Stored records -
- Opening Delimiter -
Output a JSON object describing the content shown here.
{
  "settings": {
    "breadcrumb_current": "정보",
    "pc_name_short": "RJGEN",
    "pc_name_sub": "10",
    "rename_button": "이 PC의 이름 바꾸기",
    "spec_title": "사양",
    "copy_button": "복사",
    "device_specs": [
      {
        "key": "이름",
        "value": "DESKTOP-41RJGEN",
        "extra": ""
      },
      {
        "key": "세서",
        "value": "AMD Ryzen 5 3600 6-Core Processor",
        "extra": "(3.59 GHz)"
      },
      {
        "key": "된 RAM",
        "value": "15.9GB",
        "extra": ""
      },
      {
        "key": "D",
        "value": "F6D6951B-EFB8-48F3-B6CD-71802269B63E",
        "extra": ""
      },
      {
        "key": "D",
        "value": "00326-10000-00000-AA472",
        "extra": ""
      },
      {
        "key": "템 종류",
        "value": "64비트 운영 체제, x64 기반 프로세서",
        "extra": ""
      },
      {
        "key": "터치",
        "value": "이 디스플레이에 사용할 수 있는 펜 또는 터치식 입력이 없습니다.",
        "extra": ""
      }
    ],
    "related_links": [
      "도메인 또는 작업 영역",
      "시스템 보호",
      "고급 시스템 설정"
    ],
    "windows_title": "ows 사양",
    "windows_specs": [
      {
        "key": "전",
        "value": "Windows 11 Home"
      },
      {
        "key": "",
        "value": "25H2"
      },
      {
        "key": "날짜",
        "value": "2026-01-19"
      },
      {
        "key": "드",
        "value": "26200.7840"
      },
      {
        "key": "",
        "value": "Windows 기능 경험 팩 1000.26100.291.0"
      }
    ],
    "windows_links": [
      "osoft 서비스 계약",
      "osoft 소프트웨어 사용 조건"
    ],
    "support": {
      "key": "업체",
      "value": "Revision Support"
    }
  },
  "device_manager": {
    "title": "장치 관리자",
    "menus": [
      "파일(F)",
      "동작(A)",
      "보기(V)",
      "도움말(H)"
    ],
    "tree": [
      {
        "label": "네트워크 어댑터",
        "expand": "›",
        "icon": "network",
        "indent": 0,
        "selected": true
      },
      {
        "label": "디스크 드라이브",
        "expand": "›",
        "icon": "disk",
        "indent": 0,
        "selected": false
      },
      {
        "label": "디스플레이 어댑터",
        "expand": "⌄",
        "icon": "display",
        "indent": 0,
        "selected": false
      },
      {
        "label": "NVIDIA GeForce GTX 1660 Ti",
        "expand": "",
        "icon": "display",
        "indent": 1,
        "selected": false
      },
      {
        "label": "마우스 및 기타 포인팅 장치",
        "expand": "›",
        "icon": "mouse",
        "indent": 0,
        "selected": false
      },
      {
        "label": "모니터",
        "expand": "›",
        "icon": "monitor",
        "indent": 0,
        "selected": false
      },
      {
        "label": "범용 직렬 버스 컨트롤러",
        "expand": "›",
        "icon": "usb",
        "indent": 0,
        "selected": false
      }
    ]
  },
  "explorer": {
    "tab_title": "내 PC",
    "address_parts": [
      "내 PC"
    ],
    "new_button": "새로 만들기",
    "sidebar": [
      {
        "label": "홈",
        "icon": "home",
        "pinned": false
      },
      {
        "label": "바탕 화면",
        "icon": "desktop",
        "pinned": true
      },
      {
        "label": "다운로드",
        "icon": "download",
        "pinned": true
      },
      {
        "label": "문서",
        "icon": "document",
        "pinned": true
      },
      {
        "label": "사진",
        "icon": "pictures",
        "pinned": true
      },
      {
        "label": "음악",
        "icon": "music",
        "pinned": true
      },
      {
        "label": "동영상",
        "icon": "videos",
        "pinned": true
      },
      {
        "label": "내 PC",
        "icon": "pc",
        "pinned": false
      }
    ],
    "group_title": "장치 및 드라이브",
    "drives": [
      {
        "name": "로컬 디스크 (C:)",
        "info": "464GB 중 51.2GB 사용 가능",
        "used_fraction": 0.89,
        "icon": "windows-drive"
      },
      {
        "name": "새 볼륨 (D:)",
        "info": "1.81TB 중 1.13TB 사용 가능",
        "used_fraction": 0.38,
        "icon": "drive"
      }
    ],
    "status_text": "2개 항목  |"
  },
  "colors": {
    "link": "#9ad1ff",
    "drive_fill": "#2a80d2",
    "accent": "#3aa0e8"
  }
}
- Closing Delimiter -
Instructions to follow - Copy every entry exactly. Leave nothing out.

Exercise output -
Output a JSON object describing the content shown here.
{
  "settings": {
    "breadcrumb_current": "정보",
    "pc_name_short": "RJGEN",
    "pc_name_sub": "10",
    "rename_button": "이 PC의 이름 바꾸기",
    "spec_title": "사양",
    "copy_button": "복사",
    "device_specs": [
      {
        "key": "이름",
        "value": "DESKTOP-41RJGEN",
        "extra": ""
      },
      {
        "key": "세서",
        "value": "AMD Ryzen 5 3600 6-Core Processor",
        "extra": "(3.59 GHz)"
      },
      {
        "key": "된 RAM",
        "value": "15.9GB",
        "extra": ""
      },
      {
        "key": "D",
        "value": "F6D6951B-EFB8-48F3-B6CD-71802269B63E",
        "extra": ""
      },
      {
        "key": "D",
        "value": "00326-10000-00000-AA472",
        "extra": ""
      },
      {
        "key": "템 종류",
        "value": "64비트 운영 체제, x64 기반 프로세서",
        "extra": ""
      },
      {
        "key": "터치",
        "value": "이 디스플레이에 사용할 수 있는 펜 또는 터치식 입력이 없습니다.",
        "extra": ""
      }
    ],
    "related_links": [
      "도메인 또는 작업 영역",
      "시스템 보호",
      "고급 시스템 설정"
    ],
    "windows_title": "ows 사양",
    "windows_specs": [
      {
        "key": "전",
        "value": "Windows 11 Home"
      },
      {
        "key": "",
        "value": "25H2"
      },
      {
        "key": "날짜",
        "value": "2026-01-19"
      },
      {
        "key": "드",
        "value": "26200.7840"
      },
      {
        "key": "",
        "value": "Windows 기능 경험 팩 1000.26100.291.0"
      }
    ],
    "windows_links": [
      "osoft 서비스 계약",
      "osoft 소프트웨어 사용 조건"
    ],
    "support": {
      "key": "업체",
      "value": "Revision Support"
    }
  },
  "device_manager": {
    "title": "장치 관리자",
    "menus": [
      "파일(F)",
      "동작(A)",
      "보기(V)",
      "도움말(H)"
    ],
    "tree": [
      {
        "label": "네트워크 어댑터",
        "expand": "›",
        "icon": "network",
        "indent": 0,
        "selected": true
      },
      {
        "label": "디스크 드라이브",
        "expand": "›",
        "icon": "disk",
        "indent": 0,
        "selected": false
      },
      {
        "label": "디스플레이 어댑터",
        "expand": "⌄",
        "icon": "display",
        "indent": 0,
        "selected": false
      },
      {
        "label": "NVIDIA GeForce GTX 1660 Ti",
        "expand": "",
        "icon": "display",
        "indent": 1,
        "selected": false
      },
      {
        "label": "마우스 및 기타 포인팅 장치",
        "expand": "›",
        "icon": "mouse",
        "indent": 0,
        "selected": false
      },
      {
        "label": "모니터",
        "expand": "›",
        "icon": "monitor",
        "indent": 0,
        "selected": false
      },
      {
        "label": "범용 직렬 버스 컨트롤러",
        "expand": "›",
        "icon": "usb",
        "indent": 0,
        "selected": false
      }
    ]
  },
  "explorer": {
    "tab_title": "내 PC",
    "address_parts": [
      "내 PC"
    ],
    "new_button": "새로 만들기",
    "sidebar": [
      {
        "label": "홈",
        "icon": "home",
        "pinned": false
      },
      {
        "label": "바탕 화면",
        "icon": "desktop",
        "pinned": true
      },
      {
        "label": "다운로드",
        "icon": "download",
        "pinned": true
      },
      {
        "label": "문서",
        "icon": "document",
        "pinned": true
      },
      {
        "label": "사진",
        "icon": "pictures",
        "pinned": true
      },
      {
        "label": "음악",
        "icon": "music",
        "pinned": true
      },
      {
        "label": "동영상",
        "icon": "videos",
        "pinned": true
      },
      {
        "label": "내 PC",
        "icon": "pc",
        "pinned": false
      }
    ],
    "group_title": "장치 및 드라이브",
    "drives": [
      {
        "name": "로컬 디스크 (C:)",
        "info": "464GB 중 51.2GB 사용 가능",
        "used_fraction": 0.89,
        "icon": "windows-drive"
      },
      {
        "name": "새 볼륨 (D:)",
        "info": "1.81TB 중 1.13TB 사용 가능",
        "used_fraction": 0.38,
        "icon": "drive"
      }
    ],
    "status_text": "2개 항목  |"
  },
  "colors": {
    "link": "#9ad1ff",
    "drive_fill": "#2a80d2",
    "accent": "#3aa0e8"
  }
}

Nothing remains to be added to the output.